The majority of the book functions as a toolkit, introducing new mechanics such as sanity damage, madnesses, new character archetypes, and a much better system of corruption than in 3.5, as well as refining some already existing elements like curses, diseases, and a massively enhanced fear system. There are new spells, magic items, and monsters for the PCs to use and encounter, and a whole chapter that contains some excellent advice on creating and maintaining a suitable mood for a horror adventure. DMs are encouraged to pick and choose as they wish and even improvise additional details to give a real sense of the uncanny and unknowable to the game.
Most DMs will use most of the book, though, taking the presented rules as a solid blueprint for a horror campaign. This increases the amount of record-keeping round the table quite a bit, as you will be tracking sanity, corruption levels, madness, and fear, as well as a potential wealth of debilitating effects and conditions. Paizo have missed an open goal by not providing a specialised Horror Adventures character sheet that would allow these details to be tracked quickly and easily by players.
I’m also not fond of all the Lovecraftian references within the book, and I say this as a Lovecraft fan who’s read everything the man ever wrote. Of course, Lovecraftian horror is having a huge boom and the Cthulhu Mythos is hot shit at the moment, but does it really need to be shoehorned into anything and everything horror-related? This shoehorning isn’t even subtle – Elder Things and Mythos creatures are simply lifted wholesale and dumped into Pathfinder’s world of Golarion, nothing changed, not even the names. By all means pay tribute to the Mythos, and include as much cosmic horror as you like, but at least take it as inspiration and create your own version for your own world, in the same way that the Greek and Roman gods and goddesses have been re-imagined, re-purposed, and re-named to create a flavourful but still unique pantheon for the setting. Having Shoggoths and Cthulhu mentioned in Golarion is as jarring as having a Game of Thrones character start talking about Jesus.

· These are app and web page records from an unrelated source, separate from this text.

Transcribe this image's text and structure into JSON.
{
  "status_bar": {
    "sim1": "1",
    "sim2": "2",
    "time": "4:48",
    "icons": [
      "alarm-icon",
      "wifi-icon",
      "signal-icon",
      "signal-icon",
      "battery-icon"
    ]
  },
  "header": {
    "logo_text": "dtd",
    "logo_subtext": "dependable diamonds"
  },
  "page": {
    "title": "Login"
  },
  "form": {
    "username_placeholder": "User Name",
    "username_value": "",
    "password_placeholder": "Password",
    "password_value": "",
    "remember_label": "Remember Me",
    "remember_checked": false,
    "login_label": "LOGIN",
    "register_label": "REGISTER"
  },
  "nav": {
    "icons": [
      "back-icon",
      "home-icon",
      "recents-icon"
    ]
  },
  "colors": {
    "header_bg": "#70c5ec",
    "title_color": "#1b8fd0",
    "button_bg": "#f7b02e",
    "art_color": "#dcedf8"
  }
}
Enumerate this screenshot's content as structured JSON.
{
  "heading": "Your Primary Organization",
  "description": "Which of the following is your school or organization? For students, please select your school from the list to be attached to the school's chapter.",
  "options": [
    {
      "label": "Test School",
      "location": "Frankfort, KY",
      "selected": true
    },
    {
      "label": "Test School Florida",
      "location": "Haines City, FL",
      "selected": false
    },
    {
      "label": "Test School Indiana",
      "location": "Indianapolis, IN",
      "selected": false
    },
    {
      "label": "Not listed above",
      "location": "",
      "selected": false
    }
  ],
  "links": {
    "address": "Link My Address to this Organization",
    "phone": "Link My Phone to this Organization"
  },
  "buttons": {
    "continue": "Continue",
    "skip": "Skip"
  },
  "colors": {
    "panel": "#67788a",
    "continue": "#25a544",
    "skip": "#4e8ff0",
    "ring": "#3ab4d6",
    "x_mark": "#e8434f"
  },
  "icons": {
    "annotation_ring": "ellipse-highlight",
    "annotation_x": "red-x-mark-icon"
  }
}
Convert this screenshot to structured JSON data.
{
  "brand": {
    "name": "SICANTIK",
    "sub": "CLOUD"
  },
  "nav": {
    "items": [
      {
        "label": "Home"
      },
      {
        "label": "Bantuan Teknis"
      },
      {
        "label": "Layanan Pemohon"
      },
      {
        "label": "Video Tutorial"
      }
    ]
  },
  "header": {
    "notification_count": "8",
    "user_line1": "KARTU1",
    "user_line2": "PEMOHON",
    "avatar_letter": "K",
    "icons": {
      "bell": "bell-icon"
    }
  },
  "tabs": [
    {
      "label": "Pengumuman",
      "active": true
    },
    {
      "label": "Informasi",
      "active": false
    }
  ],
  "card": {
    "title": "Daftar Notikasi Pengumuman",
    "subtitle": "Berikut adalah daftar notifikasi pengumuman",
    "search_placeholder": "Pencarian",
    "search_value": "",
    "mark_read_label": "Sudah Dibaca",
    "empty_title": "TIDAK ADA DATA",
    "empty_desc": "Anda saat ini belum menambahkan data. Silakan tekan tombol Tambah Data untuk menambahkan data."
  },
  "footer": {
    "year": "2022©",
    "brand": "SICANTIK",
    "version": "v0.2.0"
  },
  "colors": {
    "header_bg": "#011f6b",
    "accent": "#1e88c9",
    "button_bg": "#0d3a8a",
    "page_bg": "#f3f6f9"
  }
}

Overall, though, these are minor things. By emphasising role-play and player disempowerment, rather than the usual sourcebook approach of providing plenty of power-ups for the players, Pathfinder: Horror Adventures asks gamers to look at Pathfinder and do some fundamental restructuring. I haven’t been this excited to play a fantasy RPG since I first played third edition D&D thirteen years ago. I had felt burnt out, that I’d been everywhere and seen everything. Now, I want to dive in and play again: my character could be a tortured vampiric paladin, a cursed gingerbread witch, a rabble-rousing mesmerist lycanthrope, or a nihilistic devolutionist druid who wants to destroy all sentient life. Or I could run a game based on Alien with the new Hive monsters, attack my players with a horde of cannibalistic flesh puppets, or set them against great, terrible challenges that will slowly drive them mad. Pathfinder: Horror Adventures is a supplement aimed squarely at DMs who want to shake up the very core of their Pathfinder games and turn the traditional swords-and-sorcery template on its head.